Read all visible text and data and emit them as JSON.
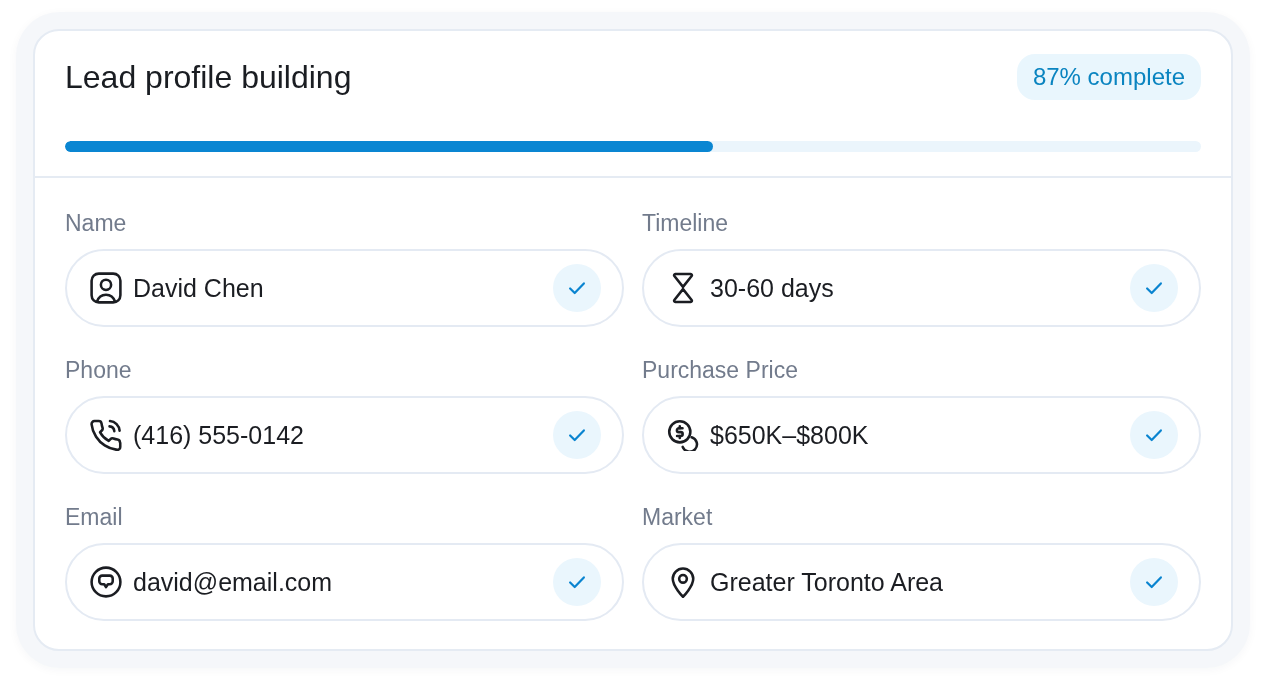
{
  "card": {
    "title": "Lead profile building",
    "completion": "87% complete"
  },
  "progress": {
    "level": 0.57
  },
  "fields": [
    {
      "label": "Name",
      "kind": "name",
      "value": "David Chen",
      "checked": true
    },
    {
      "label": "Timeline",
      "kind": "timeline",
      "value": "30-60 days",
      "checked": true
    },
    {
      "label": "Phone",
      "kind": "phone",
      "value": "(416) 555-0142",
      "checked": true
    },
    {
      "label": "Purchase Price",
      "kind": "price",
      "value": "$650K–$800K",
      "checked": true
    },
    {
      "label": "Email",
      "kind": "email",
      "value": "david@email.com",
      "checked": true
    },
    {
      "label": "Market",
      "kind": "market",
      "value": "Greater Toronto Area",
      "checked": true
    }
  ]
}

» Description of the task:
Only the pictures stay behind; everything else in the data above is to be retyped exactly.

» Written answer:
Read all visible text and data and emit them as JSON.
{
  "card": {
    "title": "Lead profile building",
    "completion": "87% complete"
  },
  "progress": {
    "level": 0.57
  },
  "fields": [
    {
      "label": "Name",
      "kind": "name",
      "value": "David Chen",
      "checked": true
    },
    {
      "label": "Timeline",
      "kind": "timeline",
      "value": "30-60 days",
      "checked": true
    },
    {
      "label": "Phone",
      "kind": "phone",
      "value": "(416) 555-0142",
      "checked": true
    },
    {
      "label": "Purchase Price",
      "kind": "price",
      "value": "$650K–$800K",
      "checked": true
    },
    {
      "label": "Email",
      "kind": "email",
      "value": "david@email.com",
      "checked": true
    },
    {
      "label": "Market",
      "kind": "market",
      "value": "Greater Toronto Area",
      "checked": true
    }
  ]
}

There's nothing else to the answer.